## Action item
Find every line in the records below that holds the word "created", and copy it out.

## Entries from a dataset of interfaces

————

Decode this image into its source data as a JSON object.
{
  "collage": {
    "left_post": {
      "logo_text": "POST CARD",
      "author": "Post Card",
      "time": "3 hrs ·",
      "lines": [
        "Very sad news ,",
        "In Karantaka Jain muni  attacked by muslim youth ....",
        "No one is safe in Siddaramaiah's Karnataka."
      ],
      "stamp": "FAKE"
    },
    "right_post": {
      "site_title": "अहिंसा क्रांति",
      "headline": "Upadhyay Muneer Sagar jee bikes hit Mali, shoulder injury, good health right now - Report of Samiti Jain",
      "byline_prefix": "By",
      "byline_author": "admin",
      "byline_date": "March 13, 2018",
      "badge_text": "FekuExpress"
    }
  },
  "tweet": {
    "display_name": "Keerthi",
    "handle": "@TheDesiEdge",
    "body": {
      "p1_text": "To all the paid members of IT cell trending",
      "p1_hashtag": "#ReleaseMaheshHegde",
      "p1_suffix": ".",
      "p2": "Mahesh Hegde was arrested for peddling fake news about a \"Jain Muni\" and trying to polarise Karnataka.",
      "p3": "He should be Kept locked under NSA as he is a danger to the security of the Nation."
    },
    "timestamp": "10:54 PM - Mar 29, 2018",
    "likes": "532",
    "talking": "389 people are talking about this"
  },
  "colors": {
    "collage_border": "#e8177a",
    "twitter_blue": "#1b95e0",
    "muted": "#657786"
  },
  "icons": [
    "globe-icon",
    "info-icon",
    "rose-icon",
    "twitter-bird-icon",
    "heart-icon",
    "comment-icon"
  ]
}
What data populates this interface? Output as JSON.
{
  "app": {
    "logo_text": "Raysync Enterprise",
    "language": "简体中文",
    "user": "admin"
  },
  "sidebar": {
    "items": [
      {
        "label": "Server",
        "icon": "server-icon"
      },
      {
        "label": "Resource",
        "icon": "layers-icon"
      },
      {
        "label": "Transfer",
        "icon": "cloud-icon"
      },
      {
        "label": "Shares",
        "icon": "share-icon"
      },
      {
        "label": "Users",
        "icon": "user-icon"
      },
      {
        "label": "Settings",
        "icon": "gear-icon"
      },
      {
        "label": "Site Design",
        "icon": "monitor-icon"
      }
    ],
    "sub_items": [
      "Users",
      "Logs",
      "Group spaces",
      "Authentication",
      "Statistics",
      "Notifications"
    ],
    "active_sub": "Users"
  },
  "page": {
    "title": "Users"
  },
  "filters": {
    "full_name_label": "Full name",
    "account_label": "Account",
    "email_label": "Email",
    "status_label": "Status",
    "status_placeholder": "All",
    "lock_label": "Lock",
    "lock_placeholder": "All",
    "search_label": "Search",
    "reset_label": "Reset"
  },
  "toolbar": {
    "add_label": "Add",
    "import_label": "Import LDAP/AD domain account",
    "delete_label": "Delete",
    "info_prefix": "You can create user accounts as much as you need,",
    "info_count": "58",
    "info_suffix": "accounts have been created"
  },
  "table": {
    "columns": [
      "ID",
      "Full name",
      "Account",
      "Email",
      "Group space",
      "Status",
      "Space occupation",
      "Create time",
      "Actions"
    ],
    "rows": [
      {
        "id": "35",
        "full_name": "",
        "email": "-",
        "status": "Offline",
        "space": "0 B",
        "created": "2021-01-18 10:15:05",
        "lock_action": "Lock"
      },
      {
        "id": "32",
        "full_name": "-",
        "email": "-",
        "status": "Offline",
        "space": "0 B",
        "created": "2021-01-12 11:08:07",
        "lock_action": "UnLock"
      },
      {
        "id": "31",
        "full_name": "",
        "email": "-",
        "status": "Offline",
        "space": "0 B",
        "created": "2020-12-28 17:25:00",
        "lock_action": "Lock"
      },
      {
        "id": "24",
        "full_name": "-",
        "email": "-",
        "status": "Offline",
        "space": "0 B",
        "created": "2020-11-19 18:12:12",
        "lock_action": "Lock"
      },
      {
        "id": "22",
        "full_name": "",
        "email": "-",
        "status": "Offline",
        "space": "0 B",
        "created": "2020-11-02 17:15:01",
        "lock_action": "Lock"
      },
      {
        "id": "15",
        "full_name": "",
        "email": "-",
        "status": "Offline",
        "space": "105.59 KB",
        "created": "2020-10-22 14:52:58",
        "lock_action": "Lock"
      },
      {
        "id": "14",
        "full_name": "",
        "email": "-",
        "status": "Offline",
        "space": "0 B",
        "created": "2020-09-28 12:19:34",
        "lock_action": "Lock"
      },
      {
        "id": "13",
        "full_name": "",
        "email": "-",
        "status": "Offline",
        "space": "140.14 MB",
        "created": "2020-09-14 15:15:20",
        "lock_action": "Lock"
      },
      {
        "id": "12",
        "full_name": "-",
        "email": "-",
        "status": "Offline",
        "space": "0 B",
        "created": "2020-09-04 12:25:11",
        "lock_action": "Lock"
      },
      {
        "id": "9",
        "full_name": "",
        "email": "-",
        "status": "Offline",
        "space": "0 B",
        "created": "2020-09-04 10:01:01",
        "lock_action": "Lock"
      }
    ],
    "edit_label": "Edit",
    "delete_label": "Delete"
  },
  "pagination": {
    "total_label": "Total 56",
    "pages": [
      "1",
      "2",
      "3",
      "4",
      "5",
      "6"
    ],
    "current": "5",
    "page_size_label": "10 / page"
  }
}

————

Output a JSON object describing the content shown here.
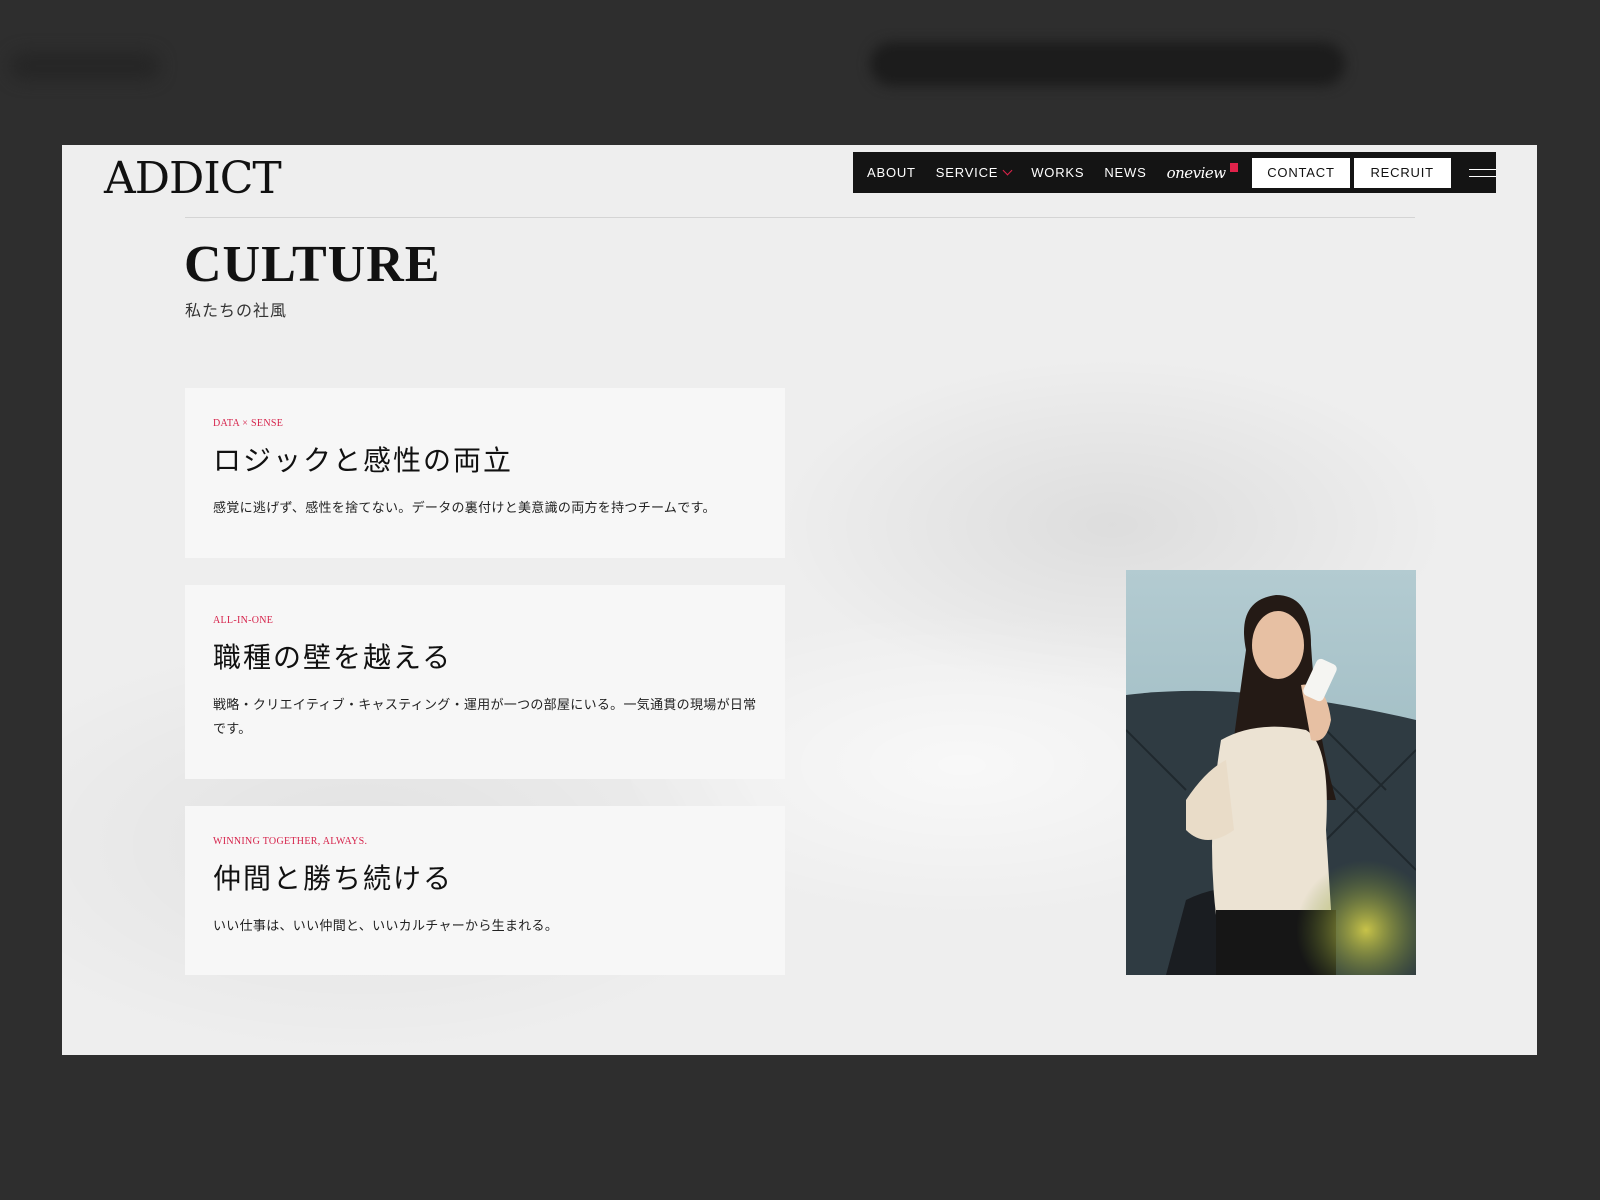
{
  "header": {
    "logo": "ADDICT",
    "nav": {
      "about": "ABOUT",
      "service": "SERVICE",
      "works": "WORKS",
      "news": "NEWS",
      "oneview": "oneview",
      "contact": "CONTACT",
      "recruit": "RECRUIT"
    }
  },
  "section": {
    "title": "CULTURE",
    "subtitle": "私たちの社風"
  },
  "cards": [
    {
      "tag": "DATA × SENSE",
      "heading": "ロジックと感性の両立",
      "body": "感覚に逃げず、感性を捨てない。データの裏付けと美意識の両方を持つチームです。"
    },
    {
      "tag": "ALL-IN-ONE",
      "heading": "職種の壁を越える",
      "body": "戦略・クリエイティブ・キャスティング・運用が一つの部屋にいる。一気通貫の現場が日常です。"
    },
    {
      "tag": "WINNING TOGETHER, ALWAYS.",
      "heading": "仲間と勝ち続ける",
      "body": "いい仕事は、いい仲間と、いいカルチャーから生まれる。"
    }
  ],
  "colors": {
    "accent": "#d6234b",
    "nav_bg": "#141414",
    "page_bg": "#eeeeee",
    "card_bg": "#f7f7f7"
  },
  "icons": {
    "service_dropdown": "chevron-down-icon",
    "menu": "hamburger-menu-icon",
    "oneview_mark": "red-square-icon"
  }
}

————

## Your solution
    "info_suffix": "accounts have been created"
        "created": "2021-01-18 10:15:05",
        "created": "2021-01-12 11:08:07",
        "created": "2020-12-28 17:25:00",
        "created": "2020-11-19 18:12:12",
        "created": "2020-11-02 17:15:01",
        "created": "2020-10-22 14:52:58",
        "created": "2020-09-28 12:19:34",
        "created": "2020-09-14 15:15:20",
        "created": "2020-09-04 12:25:11",
        "created": "2020-09-04 10:01:01",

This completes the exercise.